Why on earth was I so scared? What was it that caused me to see my own spit as a biohazard? If you had asked me back then, I might have said something like “emotion” or “irrationality.” Now, I know that this particular type of irrationality has a name: “genetic exceptionalism.” It’s defined as “the idea that genetics must be treated as special under the law,” and it’s largely based on the unfounded belief that DNA is more powerful than it actually is, to the point of being magical.
I don’t know why genetic exceptionalism is so common and reflexive. I don’t know why so many people seem to naturally approach DNA with fear and awe. Maybe it’s because almost everyone is introduced to genetics through Mendel’s pea genes, which really were individually powerful in their effects on phenotype; maybe the lesson people subconsciously absorb is “all genes work like that.” Or maybe it’s just because of GATTACA.
Maybe it’s because DNA really is special in a number of ways. It is a biochemical form of literature, a Great Natural Novel that tells a story of life. (Not the whole story, by any means. But a good story.) It is elegant and beautiful.
But it is not magical or all-powerful, and if we are ever going to make responsible policies around it, we have to stop thinking of it as such.
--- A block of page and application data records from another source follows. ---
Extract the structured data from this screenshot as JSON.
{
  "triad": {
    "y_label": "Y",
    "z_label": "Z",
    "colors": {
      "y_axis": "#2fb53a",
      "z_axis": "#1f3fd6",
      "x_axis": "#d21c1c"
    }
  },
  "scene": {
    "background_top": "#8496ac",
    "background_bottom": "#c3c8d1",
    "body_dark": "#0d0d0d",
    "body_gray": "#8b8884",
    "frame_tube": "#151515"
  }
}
Here is the earth-shaking thing I found out: It is possible to stop thinking that way. Reason can overcome emotion. People can approach information about DNA, even their own DNA — information that they might naturally find scary — and come to realize that there is nothing to fear because they see it in cold clear light for nothing more than what it is. I know people can do this, because it’s what I did.
Genetic exceptionalism is the default, the state of ignorance. How do you combat ignorance? By enabling knowledge. By giving people information and showing them what it may mean for their lives. By, say, appealing to people’s inherent curiosity about themselves, and then handing them a document that shows — that cannot help but show — that genes aren’t destiny.
This is precisely the information that bad regulation would keep out of the hands of consumers.
What will happen if we, as a society, confirm people’s misconception that genes are all-powerful, and if we tell them they are too stupid to understand their own data? They will come to believe that genes are all-powerful and that they are stupid. It’s a self-fulfilling prophecy. Whatever you think of consumer genetic testing, there is nothing that can turn up in a scan of a few hundred thousand SNPs that is anywhere near so frightening.